#### WORK TASK
Leaving the pictures aside, restate all of the data exactly.
--- START ---
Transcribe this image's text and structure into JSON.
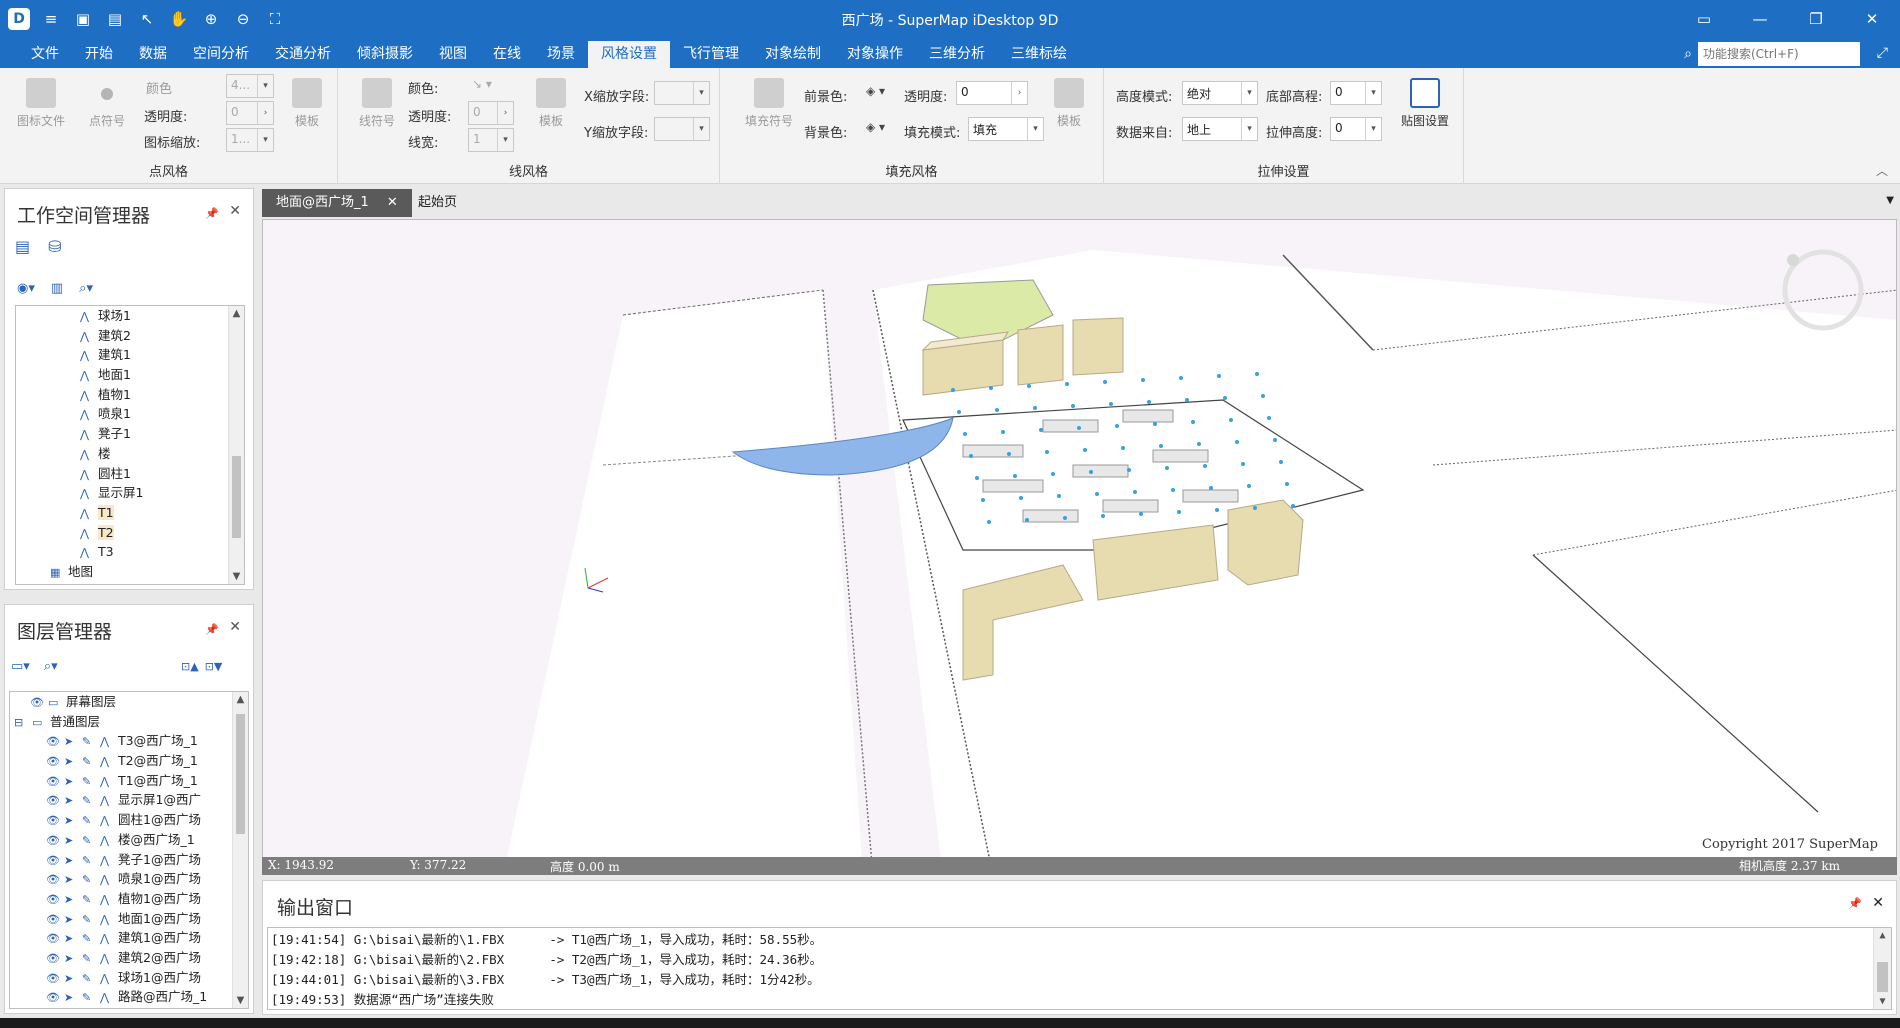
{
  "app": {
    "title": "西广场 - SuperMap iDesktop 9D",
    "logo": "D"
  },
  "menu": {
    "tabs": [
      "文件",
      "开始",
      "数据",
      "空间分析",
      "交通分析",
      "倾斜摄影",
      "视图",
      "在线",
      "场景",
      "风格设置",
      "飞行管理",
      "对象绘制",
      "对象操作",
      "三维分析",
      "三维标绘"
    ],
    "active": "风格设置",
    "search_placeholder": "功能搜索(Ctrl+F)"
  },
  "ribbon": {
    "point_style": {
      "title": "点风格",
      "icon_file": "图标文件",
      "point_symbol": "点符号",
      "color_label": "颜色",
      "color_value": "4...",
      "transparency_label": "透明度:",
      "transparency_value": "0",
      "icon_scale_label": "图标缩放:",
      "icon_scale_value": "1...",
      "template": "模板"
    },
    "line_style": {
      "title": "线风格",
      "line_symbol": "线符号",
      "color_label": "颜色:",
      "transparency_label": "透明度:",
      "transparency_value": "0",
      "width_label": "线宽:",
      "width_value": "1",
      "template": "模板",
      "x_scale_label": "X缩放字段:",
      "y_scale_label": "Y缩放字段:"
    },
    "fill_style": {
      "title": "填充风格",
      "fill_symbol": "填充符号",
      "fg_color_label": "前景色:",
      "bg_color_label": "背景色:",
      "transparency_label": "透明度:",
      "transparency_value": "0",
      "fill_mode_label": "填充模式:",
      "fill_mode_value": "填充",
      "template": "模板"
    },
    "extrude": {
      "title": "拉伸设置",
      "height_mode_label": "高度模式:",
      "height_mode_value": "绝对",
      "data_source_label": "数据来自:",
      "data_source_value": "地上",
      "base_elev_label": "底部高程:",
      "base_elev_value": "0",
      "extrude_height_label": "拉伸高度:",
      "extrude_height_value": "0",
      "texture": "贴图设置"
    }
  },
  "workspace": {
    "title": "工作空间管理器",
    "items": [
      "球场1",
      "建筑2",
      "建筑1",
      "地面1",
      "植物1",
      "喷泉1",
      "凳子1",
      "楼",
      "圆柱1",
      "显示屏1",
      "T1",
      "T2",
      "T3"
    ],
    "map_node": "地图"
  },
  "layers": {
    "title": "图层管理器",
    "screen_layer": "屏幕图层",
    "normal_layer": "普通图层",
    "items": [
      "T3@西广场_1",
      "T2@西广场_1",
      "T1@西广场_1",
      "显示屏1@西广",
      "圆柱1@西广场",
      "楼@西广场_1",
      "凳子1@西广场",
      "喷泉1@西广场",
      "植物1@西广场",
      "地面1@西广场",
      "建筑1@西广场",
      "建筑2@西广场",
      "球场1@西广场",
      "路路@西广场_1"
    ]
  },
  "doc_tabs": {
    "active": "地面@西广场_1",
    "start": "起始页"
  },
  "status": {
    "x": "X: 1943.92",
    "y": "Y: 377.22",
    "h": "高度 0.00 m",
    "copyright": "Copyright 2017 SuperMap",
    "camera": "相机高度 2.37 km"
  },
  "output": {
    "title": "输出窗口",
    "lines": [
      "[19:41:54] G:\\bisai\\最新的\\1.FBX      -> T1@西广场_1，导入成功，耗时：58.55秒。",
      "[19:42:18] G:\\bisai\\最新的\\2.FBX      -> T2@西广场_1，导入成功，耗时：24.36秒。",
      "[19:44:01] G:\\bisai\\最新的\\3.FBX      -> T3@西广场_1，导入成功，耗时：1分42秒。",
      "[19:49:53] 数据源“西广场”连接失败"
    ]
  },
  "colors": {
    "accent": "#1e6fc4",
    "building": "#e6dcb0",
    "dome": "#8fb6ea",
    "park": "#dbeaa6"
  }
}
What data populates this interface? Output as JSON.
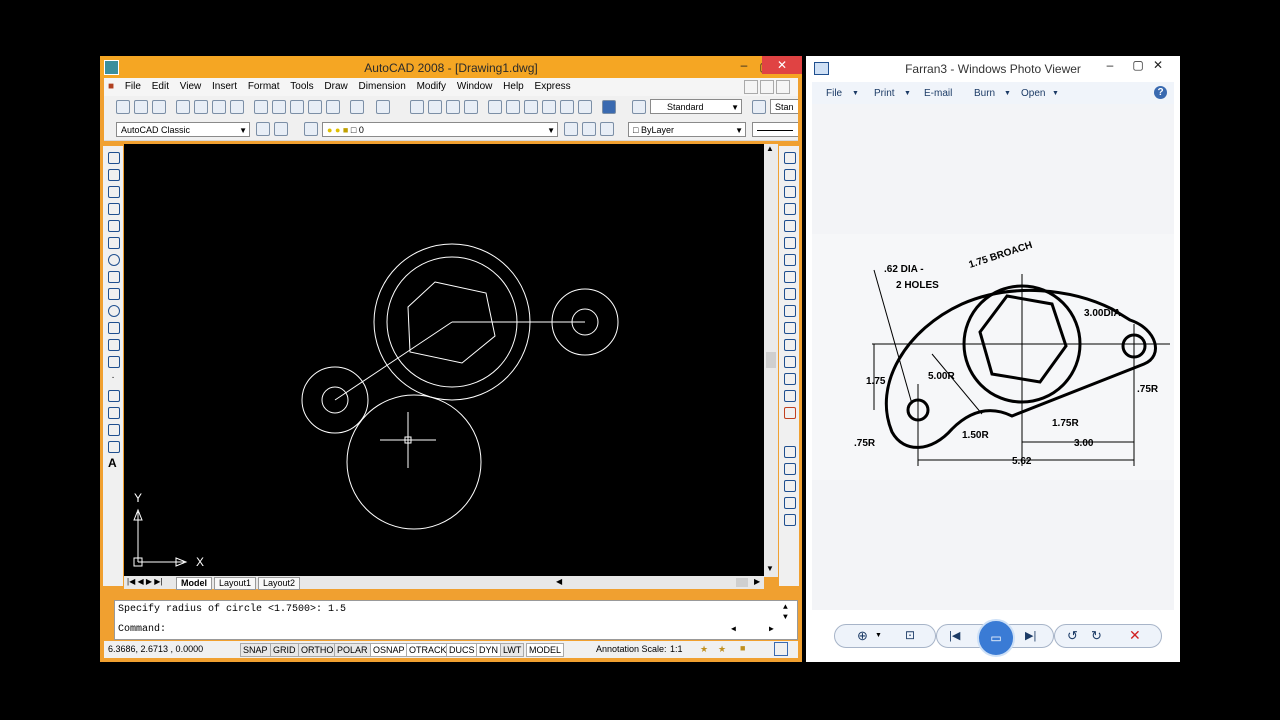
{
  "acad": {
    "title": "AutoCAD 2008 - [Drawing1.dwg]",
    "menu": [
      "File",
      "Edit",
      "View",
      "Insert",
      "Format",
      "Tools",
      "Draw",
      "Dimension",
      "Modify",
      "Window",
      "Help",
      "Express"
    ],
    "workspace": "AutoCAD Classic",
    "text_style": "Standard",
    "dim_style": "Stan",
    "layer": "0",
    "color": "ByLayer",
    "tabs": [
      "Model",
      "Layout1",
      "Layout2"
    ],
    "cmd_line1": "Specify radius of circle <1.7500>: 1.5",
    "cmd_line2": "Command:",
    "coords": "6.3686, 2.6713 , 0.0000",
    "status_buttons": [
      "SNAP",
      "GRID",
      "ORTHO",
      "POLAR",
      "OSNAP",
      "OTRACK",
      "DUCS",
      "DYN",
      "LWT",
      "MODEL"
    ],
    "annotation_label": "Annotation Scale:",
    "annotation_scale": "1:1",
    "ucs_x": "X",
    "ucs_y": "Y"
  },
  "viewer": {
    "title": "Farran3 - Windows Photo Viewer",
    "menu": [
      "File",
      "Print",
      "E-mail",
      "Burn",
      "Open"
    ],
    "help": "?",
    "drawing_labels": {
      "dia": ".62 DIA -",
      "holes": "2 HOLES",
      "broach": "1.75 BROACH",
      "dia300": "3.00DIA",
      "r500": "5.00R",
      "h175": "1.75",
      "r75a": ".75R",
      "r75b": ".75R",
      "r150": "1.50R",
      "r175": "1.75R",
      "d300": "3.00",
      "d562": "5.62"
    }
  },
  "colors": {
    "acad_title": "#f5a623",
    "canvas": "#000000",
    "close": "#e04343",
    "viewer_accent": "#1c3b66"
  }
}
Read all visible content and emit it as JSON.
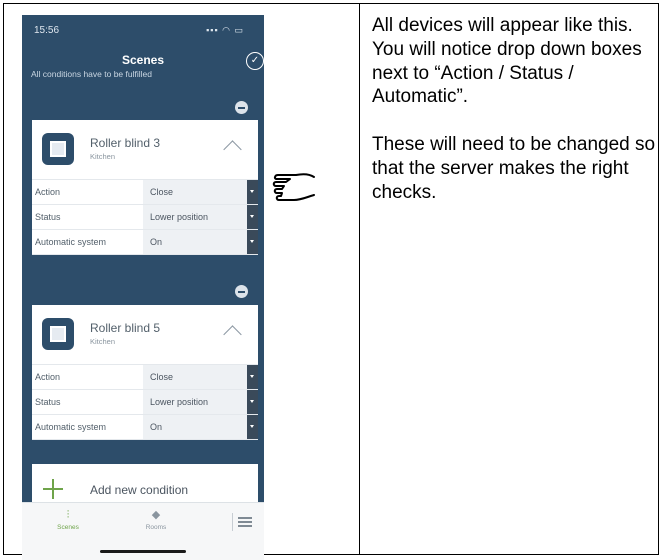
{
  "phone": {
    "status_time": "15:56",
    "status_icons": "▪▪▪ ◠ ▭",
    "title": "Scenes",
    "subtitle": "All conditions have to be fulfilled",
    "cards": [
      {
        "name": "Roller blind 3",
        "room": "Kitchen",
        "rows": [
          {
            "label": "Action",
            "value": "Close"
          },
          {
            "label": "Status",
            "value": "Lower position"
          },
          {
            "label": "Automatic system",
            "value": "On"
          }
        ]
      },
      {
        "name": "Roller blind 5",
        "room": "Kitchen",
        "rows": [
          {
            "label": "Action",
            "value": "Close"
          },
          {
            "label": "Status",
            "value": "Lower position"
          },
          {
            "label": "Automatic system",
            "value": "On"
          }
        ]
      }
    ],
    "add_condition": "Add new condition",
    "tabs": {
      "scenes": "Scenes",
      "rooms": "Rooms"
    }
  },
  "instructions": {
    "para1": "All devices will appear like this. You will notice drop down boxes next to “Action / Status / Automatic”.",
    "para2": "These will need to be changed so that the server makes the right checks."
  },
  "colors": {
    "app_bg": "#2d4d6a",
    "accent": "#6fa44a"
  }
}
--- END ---
#### YOUR SOLUTION
Transcribe this image's text and structure into JSON.
{
  "app": {
    "title": "西广场 - SuperMap iDesktop 9D",
    "logo": "D"
  },
  "menu": {
    "tabs": [
      "文件",
      "开始",
      "数据",
      "空间分析",
      "交通分析",
      "倾斜摄影",
      "视图",
      "在线",
      "场景",
      "风格设置",
      "飞行管理",
      "对象绘制",
      "对象操作",
      "三维分析",
      "三维标绘"
    ],
    "active": "风格设置",
    "search_placeholder": "功能搜索(Ctrl+F)"
  },
  "ribbon": {
    "point_style": {
      "title": "点风格",
      "icon_file": "图标文件",
      "point_symbol": "点符号",
      "color_label": "颜色",
      "color_value": "4...",
      "transparency_label": "透明度:",
      "transparency_value": "0",
      "icon_scale_label": "图标缩放:",
      "icon_scale_value": "1...",
      "template": "模板"
    },
    "line_style": {
      "title": "线风格",
      "line_symbol": "线符号",
      "color_label": "颜色:",
      "transparency_label": "透明度:",
      "transparency_value": "0",
      "width_label": "线宽:",
      "width_value": "1",
      "template": "模板",
      "x_scale_label": "X缩放字段:",
      "y_scale_label": "Y缩放字段:"
    },
    "fill_style": {
      "title": "填充风格",
      "fill_symbol": "填充符号",
      "fg_color_label": "前景色:",
      "bg_color_label": "背景色:",
      "transparency_label": "透明度:",
      "transparency_value": "0",
      "fill_mode_label": "填充模式:",
      "fill_mode_value": "填充",
      "template": "模板"
    },
    "extrude": {
      "title": "拉伸设置",
      "height_mode_label": "高度模式:",
      "height_mode_value": "绝对",
      "data_source_label": "数据来自:",
      "data_source_value": "地上",
      "base_elev_label": "底部高程:",
      "base_elev_value": "0",
      "extrude_height_label": "拉伸高度:",
      "extrude_height_value": "0",
      "texture": "贴图设置"
    }
  },
  "workspace": {
    "title": "工作空间管理器",
    "items": [
      "球场1",
      "建筑2",
      "建筑1",
      "地面1",
      "植物1",
      "喷泉1",
      "凳子1",
      "楼",
      "圆柱1",
      "显示屏1",
      "T1",
      "T2",
      "T3"
    ],
    "map_node": "地图"
  },
  "layers": {
    "title": "图层管理器",
    "screen_layer": "屏幕图层",
    "normal_layer": "普通图层",
    "items": [
      "T3@西广场_1",
      "T2@西广场_1",
      "T1@西广场_1",
      "显示屏1@西广",
      "圆柱1@西广场",
      "楼@西广场_1",
      "凳子1@西广场",
      "喷泉1@西广场",
      "植物1@西广场",
      "地面1@西广场",
      "建筑1@西广场",
      "建筑2@西广场",
      "球场1@西广场",
      "路路@西广场_1"
    ]
  },
  "doc_tabs": {
    "active": "地面@西广场_1",
    "start": "起始页"
  },
  "status": {
    "x": "X: 1943.92",
    "y": "Y: 377.22",
    "h": "高度 0.00 m",
    "copyright": "Copyright 2017 SuperMap",
    "camera": "相机高度 2.37 km"
  },
  "output": {
    "title": "输出窗口",
    "lines": [
      "[19:41:54] G:\\bisai\\最新的\\1.FBX      -> T1@西广场_1，导入成功，耗时：58.55秒。",
      "[19:42:18] G:\\bisai\\最新的\\2.FBX      -> T2@西广场_1，导入成功，耗时：24.36秒。",
      "[19:44:01] G:\\bisai\\最新的\\3.FBX      -> T3@西广场_1，导入成功，耗时：1分42秒。",
      "[19:49:53] 数据源“西广场”连接失败"
    ]
  },
  "colors": {
    "accent": "#1e6fc4",
    "building": "#e6dcb0",
    "dome": "#8fb6ea",
    "park": "#dbeaa6"
  }
}
What data populates this interface? Output as JSON.
{
  "acad": {
    "title": "AutoCAD 2008 - [Drawing1.dwg]",
    "menu": [
      "File",
      "Edit",
      "View",
      "Insert",
      "Format",
      "Tools",
      "Draw",
      "Dimension",
      "Modify",
      "Window",
      "Help",
      "Express"
    ],
    "workspace": "AutoCAD Classic",
    "text_style": "Standard",
    "dim_style": "Stan",
    "layer": "0",
    "color": "ByLayer",
    "tabs": [
      "Model",
      "Layout1",
      "Layout2"
    ],
    "cmd_line1": "Specify radius of circle <1.7500>: 1.5",
    "cmd_line2": "Command:",
    "coords": "6.3686, 2.6713 , 0.0000",
    "status_buttons": [
      "SNAP",
      "GRID",
      "ORTHO",
      "POLAR",
      "OSNAP",
      "OTRACK",
      "DUCS",
      "DYN",
      "LWT",
      "MODEL"
    ],
    "annotation_label": "Annotation Scale:",
    "annotation_scale": "1:1",
    "ucs_x": "X",
    "ucs_y": "Y"
  },
  "viewer": {
    "title": "Farran3 - Windows Photo Viewer",
    "menu": [
      "File",
      "Print",
      "E-mail",
      "Burn",
      "Open"
    ],
    "help": "?",
    "drawing_labels": {
      "dia": ".62 DIA -",
      "holes": "2 HOLES",
      "broach": "1.75 BROACH",
      "dia300": "3.00DIA",
      "r500": "5.00R",
      "h175": "1.75",
      "r75a": ".75R",
      "r75b": ".75R",
      "r150": "1.50R",
      "r175": "1.75R",
      "d300": "3.00",
      "d562": "5.62"
    }
  },
  "colors": {
    "acad_title": "#f5a623",
    "canvas": "#000000",
    "close": "#e04343",
    "viewer_accent": "#1c3b66"
  }
}
Read all visible content and emit it as JSON.
{
  "phone": {
    "status_time": "15:56",
    "status_icons": "▪▪▪ ◠ ▭",
    "title": "Scenes",
    "subtitle": "All conditions have to be fulfilled",
    "cards": [
      {
        "name": "Roller blind 3",
        "room": "Kitchen",
        "rows": [
          {
            "label": "Action",
            "value": "Close"
          },
          {
            "label": "Status",
            "value": "Lower position"
          },
          {
            "label": "Automatic system",
            "value": "On"
          }
        ]
      },
      {
        "name": "Roller blind 5",
        "room": "Kitchen",
        "rows": [
          {
            "label": "Action",
            "value": "Close"
          },
          {
            "label": "Status",
            "value": "Lower position"
          },
          {
            "label": "Automatic system",
            "value": "On"
          }
        ]
      }
    ],
    "add_condition": "Add new condition",
    "tabs": {
      "scenes": "Scenes",
      "rooms": "Rooms"
    }
  },
  "instructions": {
    "para1": "All devices will appear like this. You will notice drop down boxes next to “Action / Status / Automatic”.",
    "para2": "These will need to be changed so that the server makes the right checks."
  },
  "colors": {
    "app_bg": "#2d4d6a",
    "accent": "#6fa44a"
  }
}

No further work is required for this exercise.